We have highlighted here at TC-I the potential for rural BPOs to create jobs. One of the more interesting players is Dhristee, the company whose primary business is franchising rural information kiosks. Recently the company ventured into the rural BPO space, setting up pilot unit in the rural hinterland of Bihar.
But this isn’t about do-gooder NGOs giving villagers money and equipment – or about social organisations thrusting empowerment into the hands of people not ready for it. It’s about people in backward India who want to be a part of the e-revolution that’s painting India with the big WWW.

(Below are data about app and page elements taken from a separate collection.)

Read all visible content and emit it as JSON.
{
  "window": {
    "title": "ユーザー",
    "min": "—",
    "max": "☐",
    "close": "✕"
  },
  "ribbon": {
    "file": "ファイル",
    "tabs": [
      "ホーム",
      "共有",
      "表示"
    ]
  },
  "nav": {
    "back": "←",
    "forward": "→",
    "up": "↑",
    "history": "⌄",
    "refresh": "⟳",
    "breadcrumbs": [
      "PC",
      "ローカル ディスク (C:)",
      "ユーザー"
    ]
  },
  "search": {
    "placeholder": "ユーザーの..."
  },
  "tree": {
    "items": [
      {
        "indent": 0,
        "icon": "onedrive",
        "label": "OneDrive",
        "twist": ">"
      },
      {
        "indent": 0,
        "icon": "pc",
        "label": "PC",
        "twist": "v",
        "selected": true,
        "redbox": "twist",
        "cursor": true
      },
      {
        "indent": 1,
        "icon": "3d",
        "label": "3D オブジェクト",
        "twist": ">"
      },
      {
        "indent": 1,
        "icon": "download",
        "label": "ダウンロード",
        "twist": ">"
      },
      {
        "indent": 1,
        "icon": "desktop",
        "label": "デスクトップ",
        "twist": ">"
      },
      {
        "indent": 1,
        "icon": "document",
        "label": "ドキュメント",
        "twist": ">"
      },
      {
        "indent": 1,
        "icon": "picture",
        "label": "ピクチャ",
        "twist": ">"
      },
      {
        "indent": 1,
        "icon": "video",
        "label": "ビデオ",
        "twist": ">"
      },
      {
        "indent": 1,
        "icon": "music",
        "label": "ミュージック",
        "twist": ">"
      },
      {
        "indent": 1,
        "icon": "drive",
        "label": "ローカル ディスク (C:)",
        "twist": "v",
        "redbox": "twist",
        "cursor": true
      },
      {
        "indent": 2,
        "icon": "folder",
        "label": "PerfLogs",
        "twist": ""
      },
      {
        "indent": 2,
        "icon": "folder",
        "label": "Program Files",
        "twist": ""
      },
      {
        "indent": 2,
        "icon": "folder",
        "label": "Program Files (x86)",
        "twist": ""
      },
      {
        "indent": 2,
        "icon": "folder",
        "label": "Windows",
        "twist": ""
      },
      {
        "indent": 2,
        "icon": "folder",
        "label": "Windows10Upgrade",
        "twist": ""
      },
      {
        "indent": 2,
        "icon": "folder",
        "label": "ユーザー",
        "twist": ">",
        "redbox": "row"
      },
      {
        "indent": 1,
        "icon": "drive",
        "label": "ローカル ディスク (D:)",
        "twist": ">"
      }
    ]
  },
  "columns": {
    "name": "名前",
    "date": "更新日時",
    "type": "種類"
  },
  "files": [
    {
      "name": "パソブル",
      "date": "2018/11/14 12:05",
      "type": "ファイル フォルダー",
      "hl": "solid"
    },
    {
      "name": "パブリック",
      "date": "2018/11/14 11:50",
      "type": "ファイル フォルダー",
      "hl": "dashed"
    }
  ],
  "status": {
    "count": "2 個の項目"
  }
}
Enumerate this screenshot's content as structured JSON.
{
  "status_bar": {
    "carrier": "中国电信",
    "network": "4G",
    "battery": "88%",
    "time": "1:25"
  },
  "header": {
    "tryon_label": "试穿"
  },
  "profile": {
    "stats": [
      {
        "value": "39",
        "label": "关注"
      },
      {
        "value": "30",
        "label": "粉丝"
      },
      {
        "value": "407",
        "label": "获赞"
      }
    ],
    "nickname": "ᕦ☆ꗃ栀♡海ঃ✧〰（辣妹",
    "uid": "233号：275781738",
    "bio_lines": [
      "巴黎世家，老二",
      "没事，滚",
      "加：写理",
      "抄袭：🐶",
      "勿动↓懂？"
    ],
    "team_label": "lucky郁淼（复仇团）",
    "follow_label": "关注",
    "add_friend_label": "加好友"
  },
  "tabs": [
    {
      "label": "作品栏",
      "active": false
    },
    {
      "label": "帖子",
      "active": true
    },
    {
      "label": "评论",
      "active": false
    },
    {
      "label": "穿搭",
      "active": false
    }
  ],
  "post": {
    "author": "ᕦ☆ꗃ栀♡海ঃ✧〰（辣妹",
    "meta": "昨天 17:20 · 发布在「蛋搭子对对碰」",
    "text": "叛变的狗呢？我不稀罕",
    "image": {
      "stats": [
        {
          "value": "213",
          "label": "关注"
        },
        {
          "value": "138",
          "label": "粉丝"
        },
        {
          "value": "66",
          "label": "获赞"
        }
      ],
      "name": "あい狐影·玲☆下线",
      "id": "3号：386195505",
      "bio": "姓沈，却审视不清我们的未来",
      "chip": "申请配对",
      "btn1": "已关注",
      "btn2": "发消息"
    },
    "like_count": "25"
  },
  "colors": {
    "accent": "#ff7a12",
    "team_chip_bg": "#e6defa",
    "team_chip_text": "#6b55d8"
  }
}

Interesting, I guess words like ‘market-based solutions’ are still out of sight for the mainstream media (restricted to development junkies like us!). But the story brings out the economic potential of rural BPO – for instance, the employees in Dhristee’s pilot initiative earn about Rs. 4000 a month.